Define your 2012 goal. Then use it to define yourself.
Hope”

Read newsletter online at: http://www.fundsforwriters.com/FFW.htm

1

Barbara’s Path to Authorhood – Part 1

Monday, January 16th, 2012
A few juicy writing prompts

A few juicy writing prompts

I moved to New Mexico from Philadelphia in September of 1991. At that time I was a working visual artist  (painter/muralist/set designer) and an amateur actress, with no plan to become a professional writer, author or literary anything. The only “writing” I was doing were loosey-goosey “scripts” on 3×5 index cards for my own sketch comedy shows. I am pretty darn funny when I concentrate and I was frustrated at the lack of good parts for over-25-females in plays, blah, blah, blah. I was occasionally performing these skits on the street – Miss Revlon, The Doll Before Barbie debuted at Montezuma and Guadalupe streets –  in my attempt to fit in to the Santa Fe lifestyle and make some friends in my new town.

Another, more successful, attempt at building a community of friends for myself was to join the Santa Fe Book Arts Group (B.A.G.).

The B.A.G. group was full of Wild Boomer Women. It was great for me because the meetings involved making tremendous messes.
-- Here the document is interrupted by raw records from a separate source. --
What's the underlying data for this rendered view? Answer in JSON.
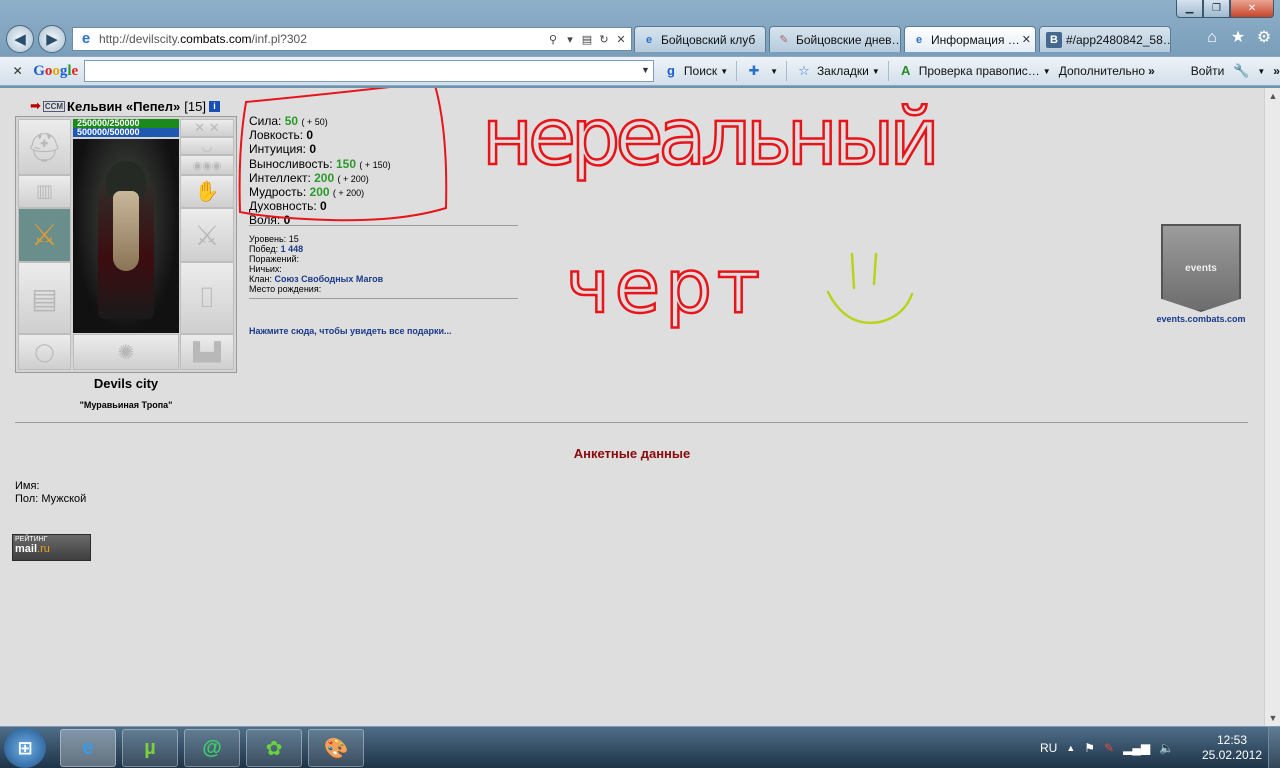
{
  "browser": {
    "url_prefix": "http://devilscity.",
    "url_domain": "combats.com",
    "url_path": "/inf.pl?302",
    "tabs": [
      {
        "label": "Бойцовский клуб",
        "icon": "ie-icon",
        "active": false
      },
      {
        "label": "Бойцовские днев…",
        "icon": "book-icon",
        "active": false
      },
      {
        "label": "Информация …",
        "icon": "ie-icon",
        "active": true
      },
      {
        "label": "#/app2480842_58…",
        "icon": "vk-icon",
        "active": false
      }
    ]
  },
  "google_toolbar": {
    "logo": "Google",
    "search_value": "",
    "search_label": "Поиск",
    "bookmarks_label": "Закладки",
    "spellcheck_label": "Проверка правопис…",
    "more_label": "Дополнительно",
    "signin_label": "Войти"
  },
  "character": {
    "name": "Кельвин «Пепел»",
    "level": "[15]",
    "hp": "250000/250000",
    "mp": "500000/500000",
    "city": "Devils city",
    "location": "\"Муравьиная Тропа\"",
    "stats": [
      {
        "label": "Сила:",
        "value": "50",
        "bonus": "( + 50)",
        "boosted": true
      },
      {
        "label": "Ловкость:",
        "value": "0",
        "bonus": "",
        "boosted": false
      },
      {
        "label": "Интуиция:",
        "value": "0",
        "bonus": "",
        "boosted": false
      },
      {
        "label": "Выносливость:",
        "value": "150",
        "bonus": "( + 150)",
        "boosted": true
      },
      {
        "label": "Интеллект:",
        "value": "200",
        "bonus": "( + 200)",
        "boosted": true
      },
      {
        "label": "Мудрость:",
        "value": "200",
        "bonus": "( + 200)",
        "boosted": true
      },
      {
        "label": "Духовность:",
        "value": "0",
        "bonus": "",
        "boosted": false
      },
      {
        "label": "Воля:",
        "value": "0",
        "bonus": "",
        "boosted": false
      }
    ],
    "info": {
      "level_label": "Уровень:",
      "level_value": "15",
      "wins_label": "Побед:",
      "wins_value": "1 448",
      "losses_label": "Поражений:",
      "draws_label": "Ничьих:",
      "clan_label": "Клан:",
      "clan_value": "Союз Свободных Магов",
      "birthplace_label": "Место рождения:"
    },
    "gifts_link": "Нажмите сюда, чтобы увидеть все подарки..."
  },
  "events_caption": "events.combats.com",
  "events_banner_text": "events",
  "anketa": {
    "title": "Анкетные данные",
    "name_label": "Имя:",
    "gender_label": "Пол:",
    "gender_value": "Мужской"
  },
  "rating_badge": {
    "top": "РЕЙТИНГ",
    "mail": "mail",
    "ru": ".ru"
  },
  "handwriting": {
    "line1": "нереальный",
    "line2": "черт"
  },
  "taskbar": {
    "lang": "RU",
    "time": "12:53",
    "date": "25.02.2012"
  }
}
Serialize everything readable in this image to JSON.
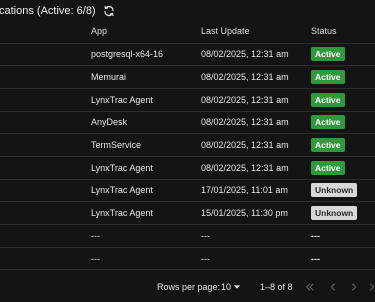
{
  "header": {
    "title": "cations  (Active: 6/8)",
    "refresh_icon": "refresh-icon"
  },
  "table": {
    "columns": [
      "App",
      "Last Update",
      "Status"
    ],
    "rows": [
      {
        "app": "postgresql-x64-16",
        "last_update": "08/02/2025, 12:31 am",
        "status": "Active"
      },
      {
        "app": "Memurai",
        "last_update": "08/02/2025, 12:31 am",
        "status": "Active"
      },
      {
        "app": "LynxTrac Agent",
        "last_update": "08/02/2025, 12:31 am",
        "status": "Active"
      },
      {
        "app": "AnyDesk",
        "last_update": "08/02/2025, 12:31 am",
        "status": "Active"
      },
      {
        "app": "TermService",
        "last_update": "08/02/2025, 12:31 am",
        "status": "Active"
      },
      {
        "app": "LynxTrac Agent",
        "last_update": "08/02/2025, 12:31 am",
        "status": "Active"
      },
      {
        "app": "LynxTrac Agent",
        "last_update": "17/01/2025, 11:01 am",
        "status": "Unknown"
      },
      {
        "app": "LynxTrac Agent",
        "last_update": "15/01/2025, 11:30 pm",
        "status": "Unknown"
      },
      {
        "app": "---",
        "last_update": "---",
        "status": "---"
      },
      {
        "app": "---",
        "last_update": "---",
        "status": "---"
      }
    ]
  },
  "footer": {
    "rows_per_page_label": "Rows per page:",
    "rows_per_page_value": "10",
    "range": "1–8 of 8"
  },
  "colors": {
    "active": "#2e9a3c",
    "unknown": "#d8d8d8",
    "background": "#141414"
  }
}
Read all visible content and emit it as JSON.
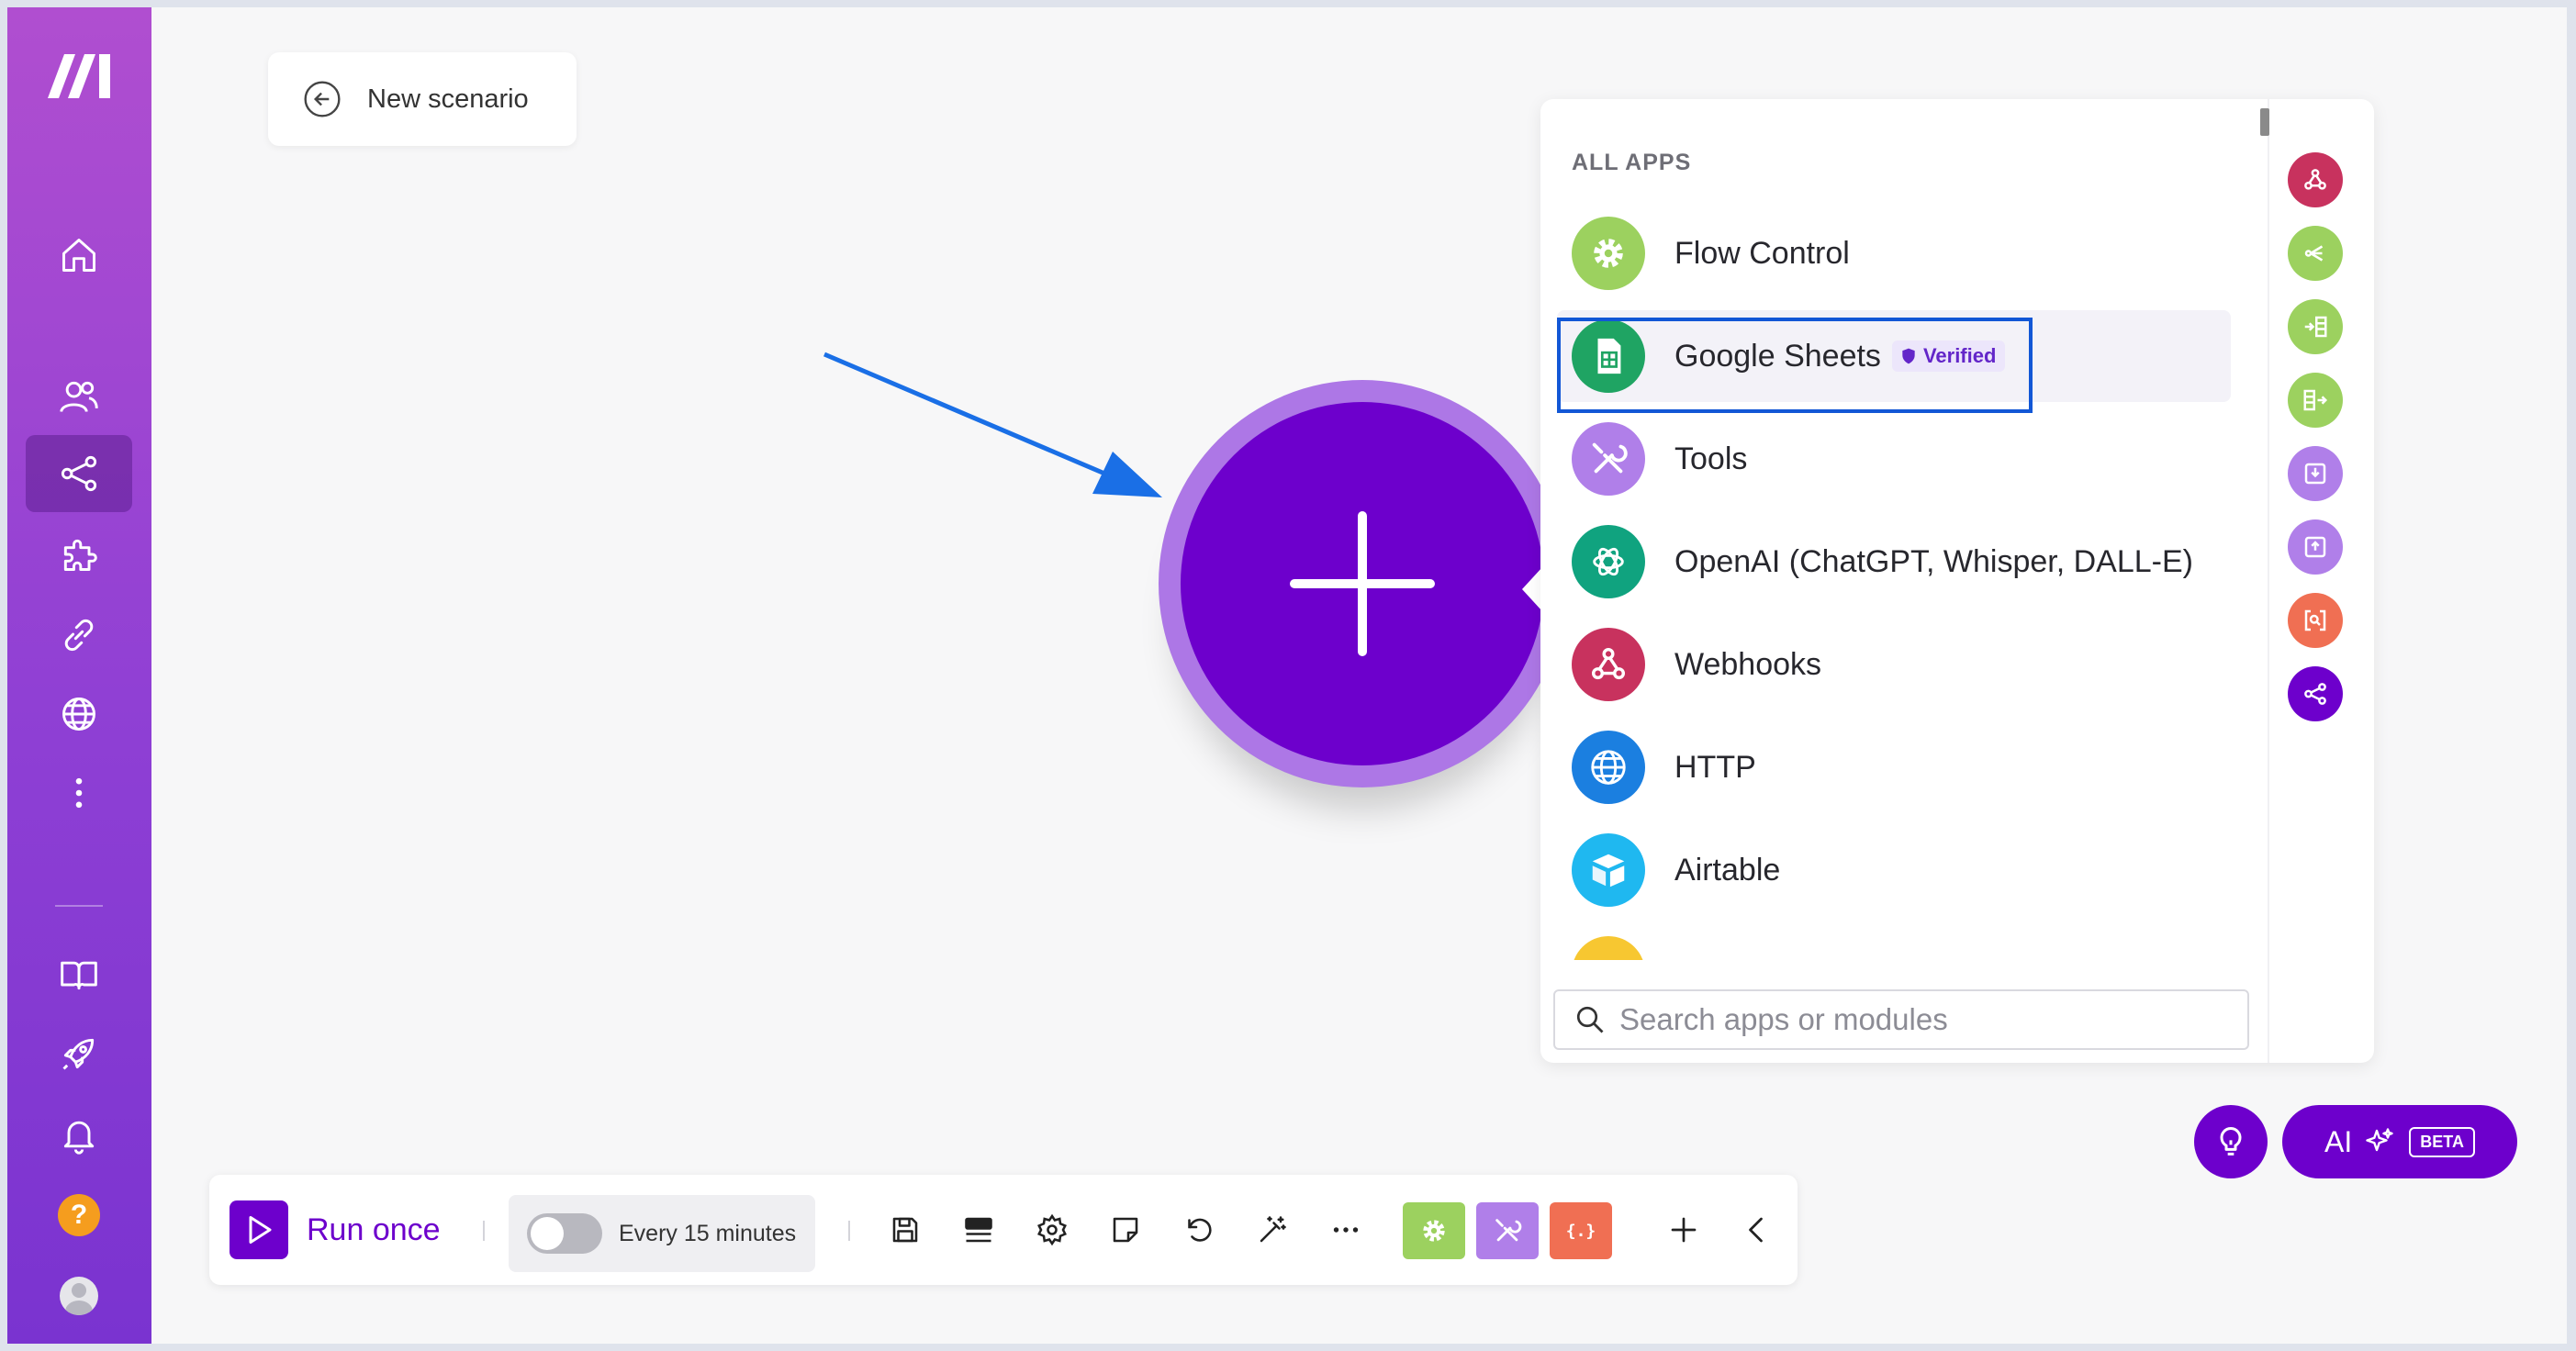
{
  "header": {
    "title": "New scenario"
  },
  "sidebar": {
    "items": [
      {
        "id": "home",
        "icon": "home-icon"
      },
      {
        "id": "team",
        "icon": "users-icon"
      },
      {
        "id": "scenarios",
        "icon": "share-nodes-icon",
        "active": true
      },
      {
        "id": "apps",
        "icon": "puzzle-icon"
      },
      {
        "id": "connections",
        "icon": "link-icon"
      },
      {
        "id": "webhooks",
        "icon": "globe-icon"
      },
      {
        "id": "more",
        "icon": "more-vertical-icon"
      },
      {
        "id": "docs",
        "icon": "book-icon"
      },
      {
        "id": "whats-new",
        "icon": "rocket-icon"
      },
      {
        "id": "notifications",
        "icon": "bell-icon"
      },
      {
        "id": "help",
        "icon": "help-icon",
        "label": "?"
      },
      {
        "id": "profile",
        "icon": "avatar-icon"
      }
    ]
  },
  "picker": {
    "section_label": "ALL APPS",
    "apps": [
      {
        "name": "Flow Control",
        "color": "#9cd15f",
        "icon": "gear-icon"
      },
      {
        "name": "Google Sheets",
        "color": "#1fa463",
        "icon": "sheets-icon",
        "badge": "Verified",
        "selected": true
      },
      {
        "name": "Tools",
        "color": "#b07fe9",
        "icon": "tools-icon"
      },
      {
        "name": "OpenAI (ChatGPT, Whisper, DALL-E)",
        "color": "#10a37f",
        "icon": "openai-icon"
      },
      {
        "name": "Webhooks",
        "color": "#c8325e",
        "icon": "webhook-icon"
      },
      {
        "name": "HTTP",
        "color": "#1b7fe0",
        "icon": "globe-icon"
      },
      {
        "name": "Airtable",
        "color": "#1fb8f0",
        "icon": "airtable-icon"
      },
      {
        "name": "",
        "color": "#f7c731",
        "icon": "drive-icon"
      }
    ],
    "search_placeholder": "Search apps or modules",
    "rail": [
      {
        "icon": "webhook-icon",
        "color": "#c8325e"
      },
      {
        "icon": "router-icon",
        "color": "#9cd15f"
      },
      {
        "icon": "iterator-icon",
        "color": "#9cd15f"
      },
      {
        "icon": "aggregator-icon",
        "color": "#9cd15f"
      },
      {
        "icon": "import-icon",
        "color": "#b07fe9"
      },
      {
        "icon": "export-icon",
        "color": "#b07fe9"
      },
      {
        "icon": "text-parser-icon",
        "color": "#f06f53"
      },
      {
        "icon": "share-nodes-icon",
        "color": "#6d00cc"
      }
    ]
  },
  "toolbar": {
    "run_label": "Run once",
    "schedule_label": "Every 15 minutes",
    "schedule_enabled": false,
    "tile_text_parser": "{.}",
    "colors": {
      "flow": "#9cd15f",
      "tools": "#b07fe9",
      "parser": "#f06f53"
    }
  },
  "floating": {
    "ai_label": "AI",
    "beta_label": "BETA"
  },
  "colors": {
    "brand": "#6d00cc",
    "selection": "#1257d6"
  }
}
We ripped, snipped, wrote, glued, pasted, cut, shredded, glittered, strung, hung, tore apart, mail-arted, hammered, re-assembled, and rubberstamped upon, in archival and non-archival ways, papers, books, journals, you name it, to make luminous wonders of book and paper art.

This is where I met Ursula (Mueller), who is from Austria and who looked very well-behaved but was not and, still, is not. Ursula had a secret and I found it out. After knocking back a half-a-glass of wine at the 1994 holiday B.A.G. party, Ms. U revealed all.

Ursula was living the secret life of an Improvisational Storyteller. There was a clandestine, invitation-only,  improv storytelling group happening in Santa Fe. On Wednesday afternoons. From 3 till 5. As they say nowadays: OMG!

I had taken several improv comedy and acting classes by then and LOVED IT. There is something thrilling about jumping into the abyss and living to tell. Improv storytelling would be a blast, too, I just knew it.

It took a year’s worth of B.A.G. meetings for Ursula and I to get to know each other and for Ursula to decide I was okay enough (as in: a lively creative mind, yet well-behaved) to be invited to join the storyteller group.

The very next Wednesday, I went to the house where the secret storytellers met.

To be continued…..

1